“If you want to make it up to me, take the weekend off. Let’s go somewhere.” In my mind these words sound like a demand. Out loud they sound like pleading.


“You know we still have to rehearse. The concert’s in fourteen days.”


“I’ve heard you play, you’re ready. The rest is just details.”


Just details?” He shifts away. “You say that like it’s not important.”


Something hard rolls from his tongue and hits me in the face. “Of course it is. I didn’t mean it like that.”


I hug him, kiss him, then push my tongue between his lips. In one move he lifts my nightie and lies down on me. In between thrusts it seems like I can hear him humming Mozart to himself.

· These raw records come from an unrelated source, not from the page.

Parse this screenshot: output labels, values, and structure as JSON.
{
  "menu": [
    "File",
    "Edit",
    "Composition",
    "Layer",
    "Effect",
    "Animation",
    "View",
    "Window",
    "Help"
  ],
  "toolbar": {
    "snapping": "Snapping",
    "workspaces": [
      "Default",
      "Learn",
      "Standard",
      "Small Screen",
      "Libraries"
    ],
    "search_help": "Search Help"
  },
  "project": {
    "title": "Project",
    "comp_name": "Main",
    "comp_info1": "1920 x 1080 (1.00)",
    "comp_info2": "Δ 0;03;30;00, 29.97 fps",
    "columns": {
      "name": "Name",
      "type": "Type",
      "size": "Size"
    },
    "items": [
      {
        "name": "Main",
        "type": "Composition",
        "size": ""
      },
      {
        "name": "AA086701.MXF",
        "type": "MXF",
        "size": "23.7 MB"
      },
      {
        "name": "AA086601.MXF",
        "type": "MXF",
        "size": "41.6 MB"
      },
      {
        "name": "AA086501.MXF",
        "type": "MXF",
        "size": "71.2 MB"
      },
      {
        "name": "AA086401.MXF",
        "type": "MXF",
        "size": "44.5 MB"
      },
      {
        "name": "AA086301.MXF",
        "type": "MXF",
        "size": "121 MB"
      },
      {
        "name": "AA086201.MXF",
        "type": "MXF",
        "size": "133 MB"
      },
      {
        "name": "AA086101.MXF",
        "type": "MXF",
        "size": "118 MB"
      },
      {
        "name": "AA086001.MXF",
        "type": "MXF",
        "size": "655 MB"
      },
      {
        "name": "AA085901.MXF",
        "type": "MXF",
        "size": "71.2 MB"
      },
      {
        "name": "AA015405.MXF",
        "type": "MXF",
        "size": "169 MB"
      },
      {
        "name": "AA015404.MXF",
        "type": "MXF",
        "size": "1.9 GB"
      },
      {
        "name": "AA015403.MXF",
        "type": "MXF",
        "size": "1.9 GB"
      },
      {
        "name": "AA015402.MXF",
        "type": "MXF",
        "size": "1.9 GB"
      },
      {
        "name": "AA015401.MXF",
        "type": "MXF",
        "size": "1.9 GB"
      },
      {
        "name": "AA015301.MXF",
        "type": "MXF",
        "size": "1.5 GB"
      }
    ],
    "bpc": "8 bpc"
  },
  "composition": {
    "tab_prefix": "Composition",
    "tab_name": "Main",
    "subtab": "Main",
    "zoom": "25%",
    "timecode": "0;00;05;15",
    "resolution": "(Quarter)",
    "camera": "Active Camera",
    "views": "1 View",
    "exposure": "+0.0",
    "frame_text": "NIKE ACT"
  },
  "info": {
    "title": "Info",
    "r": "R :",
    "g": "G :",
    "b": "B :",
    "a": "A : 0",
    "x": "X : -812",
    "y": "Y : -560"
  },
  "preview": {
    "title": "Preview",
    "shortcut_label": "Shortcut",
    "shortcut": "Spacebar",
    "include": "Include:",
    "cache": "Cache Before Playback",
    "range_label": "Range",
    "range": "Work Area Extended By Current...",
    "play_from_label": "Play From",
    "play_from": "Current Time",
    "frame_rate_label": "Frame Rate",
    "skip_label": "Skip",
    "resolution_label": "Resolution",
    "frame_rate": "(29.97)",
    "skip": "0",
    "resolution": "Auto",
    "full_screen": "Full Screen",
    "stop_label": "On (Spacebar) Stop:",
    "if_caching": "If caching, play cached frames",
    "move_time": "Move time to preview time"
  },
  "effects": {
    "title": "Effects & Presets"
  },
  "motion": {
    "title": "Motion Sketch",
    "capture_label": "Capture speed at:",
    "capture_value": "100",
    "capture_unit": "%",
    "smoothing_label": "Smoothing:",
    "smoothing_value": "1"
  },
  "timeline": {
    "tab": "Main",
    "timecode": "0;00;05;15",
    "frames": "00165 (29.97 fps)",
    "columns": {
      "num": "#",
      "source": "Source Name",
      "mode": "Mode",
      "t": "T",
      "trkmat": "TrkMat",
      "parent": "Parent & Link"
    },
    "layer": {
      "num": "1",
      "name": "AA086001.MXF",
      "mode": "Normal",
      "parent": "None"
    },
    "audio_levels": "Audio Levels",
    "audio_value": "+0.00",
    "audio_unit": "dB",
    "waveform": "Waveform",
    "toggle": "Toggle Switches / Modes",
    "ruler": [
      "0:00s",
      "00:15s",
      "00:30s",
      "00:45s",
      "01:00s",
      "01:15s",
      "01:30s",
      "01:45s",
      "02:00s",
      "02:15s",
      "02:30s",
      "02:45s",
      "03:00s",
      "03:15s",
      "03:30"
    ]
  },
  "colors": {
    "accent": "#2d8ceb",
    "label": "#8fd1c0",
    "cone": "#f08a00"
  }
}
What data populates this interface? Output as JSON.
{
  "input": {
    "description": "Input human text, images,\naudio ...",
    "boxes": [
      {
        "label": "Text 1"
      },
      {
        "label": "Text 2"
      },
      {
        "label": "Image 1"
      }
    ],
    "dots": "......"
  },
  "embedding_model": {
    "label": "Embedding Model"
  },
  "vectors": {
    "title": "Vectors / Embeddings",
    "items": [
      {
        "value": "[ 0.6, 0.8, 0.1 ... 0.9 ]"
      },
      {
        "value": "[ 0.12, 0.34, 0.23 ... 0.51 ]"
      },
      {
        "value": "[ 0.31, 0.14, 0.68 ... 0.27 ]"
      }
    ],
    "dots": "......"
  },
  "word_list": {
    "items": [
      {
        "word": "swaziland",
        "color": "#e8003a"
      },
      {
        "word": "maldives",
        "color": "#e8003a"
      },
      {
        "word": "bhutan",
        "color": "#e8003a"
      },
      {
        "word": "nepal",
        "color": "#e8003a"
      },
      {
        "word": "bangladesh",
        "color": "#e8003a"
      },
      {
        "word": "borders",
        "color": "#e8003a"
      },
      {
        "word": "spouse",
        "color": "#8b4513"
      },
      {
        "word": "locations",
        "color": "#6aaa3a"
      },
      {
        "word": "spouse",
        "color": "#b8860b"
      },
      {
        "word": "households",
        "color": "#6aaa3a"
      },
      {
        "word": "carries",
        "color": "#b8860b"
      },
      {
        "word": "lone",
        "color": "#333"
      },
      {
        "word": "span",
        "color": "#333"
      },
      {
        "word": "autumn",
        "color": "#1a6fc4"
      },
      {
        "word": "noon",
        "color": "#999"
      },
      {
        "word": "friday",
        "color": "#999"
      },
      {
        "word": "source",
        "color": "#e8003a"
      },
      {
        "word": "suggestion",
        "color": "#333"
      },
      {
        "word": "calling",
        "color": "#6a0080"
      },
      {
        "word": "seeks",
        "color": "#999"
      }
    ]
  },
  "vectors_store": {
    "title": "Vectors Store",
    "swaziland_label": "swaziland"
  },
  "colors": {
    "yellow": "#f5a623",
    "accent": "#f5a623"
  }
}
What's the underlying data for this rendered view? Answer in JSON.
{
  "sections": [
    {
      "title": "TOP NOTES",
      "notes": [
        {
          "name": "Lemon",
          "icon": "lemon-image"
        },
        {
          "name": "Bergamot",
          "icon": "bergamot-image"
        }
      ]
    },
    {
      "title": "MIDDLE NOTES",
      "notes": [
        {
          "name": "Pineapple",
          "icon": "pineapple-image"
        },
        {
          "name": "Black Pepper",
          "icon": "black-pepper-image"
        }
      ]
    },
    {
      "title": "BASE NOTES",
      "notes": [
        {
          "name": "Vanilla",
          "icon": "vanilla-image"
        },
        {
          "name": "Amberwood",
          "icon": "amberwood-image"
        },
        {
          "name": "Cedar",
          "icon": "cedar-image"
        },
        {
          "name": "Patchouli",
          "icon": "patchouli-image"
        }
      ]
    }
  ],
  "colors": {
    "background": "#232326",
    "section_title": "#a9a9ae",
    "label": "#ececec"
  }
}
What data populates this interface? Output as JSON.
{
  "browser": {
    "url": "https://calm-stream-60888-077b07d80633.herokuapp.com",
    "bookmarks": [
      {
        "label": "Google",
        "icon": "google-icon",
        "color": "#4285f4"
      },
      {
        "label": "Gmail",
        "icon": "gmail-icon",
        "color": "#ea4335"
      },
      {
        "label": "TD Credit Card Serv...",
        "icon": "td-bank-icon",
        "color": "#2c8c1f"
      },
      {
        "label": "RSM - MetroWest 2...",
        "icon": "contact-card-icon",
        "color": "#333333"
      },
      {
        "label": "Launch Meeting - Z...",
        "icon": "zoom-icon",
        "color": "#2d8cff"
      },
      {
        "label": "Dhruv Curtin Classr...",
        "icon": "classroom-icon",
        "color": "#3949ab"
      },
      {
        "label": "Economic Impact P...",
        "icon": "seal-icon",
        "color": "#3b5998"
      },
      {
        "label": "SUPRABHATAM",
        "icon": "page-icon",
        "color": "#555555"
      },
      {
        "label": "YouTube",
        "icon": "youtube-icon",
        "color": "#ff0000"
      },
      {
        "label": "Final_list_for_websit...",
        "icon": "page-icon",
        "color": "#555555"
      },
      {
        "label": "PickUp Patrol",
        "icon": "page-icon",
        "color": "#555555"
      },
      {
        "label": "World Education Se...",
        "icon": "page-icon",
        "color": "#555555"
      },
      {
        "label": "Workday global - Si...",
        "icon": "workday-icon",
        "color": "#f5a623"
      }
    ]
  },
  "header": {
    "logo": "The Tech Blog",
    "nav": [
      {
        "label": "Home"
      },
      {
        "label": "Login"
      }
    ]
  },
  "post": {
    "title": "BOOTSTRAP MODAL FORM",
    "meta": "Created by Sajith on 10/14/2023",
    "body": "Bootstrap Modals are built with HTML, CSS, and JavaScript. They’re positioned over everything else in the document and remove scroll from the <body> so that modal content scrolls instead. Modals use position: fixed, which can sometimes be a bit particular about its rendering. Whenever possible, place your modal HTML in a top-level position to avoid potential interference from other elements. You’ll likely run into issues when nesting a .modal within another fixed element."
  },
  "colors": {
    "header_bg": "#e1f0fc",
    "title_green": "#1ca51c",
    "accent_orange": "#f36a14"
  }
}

In rites, which mark the transition from one cycle of life to another, it is most visible how – on the one hand, through purification, on the other through repetition – the luminance of impurity, which surrounds a being that is forming and changing, is reduced…[1]


The translated excerpt reminds me of a rite I had in my childhood. After my mother and I were left all alone, we’d been living for about a year in the apartment that was still filled with my father’s things and his scent until one day my mother had had enough and packed everything into boxes, taking them who knows where. She didn’t ask me whether I wanted to keep anything of his as a souvenir, but in any case I didn’t. I didn’t need his things to feel his presence since my father was far from a memory for me. He was with me when I woke up in the morning, in the afternoon when I was coming back from school, and in the evening when I went to bed. He was even more present when my mother and I were eating at the kitchen table. She’d dispensed with all his things but did not think of getting rid of the third chair in the kitchen. And so I would gaze into an empty chair during each meal, having conversations in my mind with my father as if he were actually there. I needed this as much as I needed the food on my plate, but more important still were his answers, for I could actually hear him. The apartment we finally moved into was smaller, with only one bedroom, which was mine. My mother pulled out the sofa bed in the living room every evening. There were only two chairs in the kitchen. My father never again answered. It was as if he was offended that there was no longer room for him in our new apartment, or maybe it was only that I’d outgrown that empty chair. But for a while now I’ve felt as if that damned chair has come back. Matvež’s promises pile up like apple peels in the compost, but there are so many peels I’m afraid they’ll never decompose and soon they’ll take over the whole garden. More and more I realize I want to tell him something but I can’t find the right words. Instead of talking to him I bury myself more and more in the text in front of me, thinking about it even when I’m away from my desk. In my thoughts I move to different pasts, I see ritual bonfires meant to help the sun preserve its strength, and masked people dancing in the middle of the forest. Sometimes I don’t realize where I am until I see I’ve taken a wrong turn, and now and again it happens that Matevž looks up in surprise when I enter a room, as if he’s forgotten I’m still here.



[1] Cazeneuve: Sociology of Rites.




– Translation: Jason Blake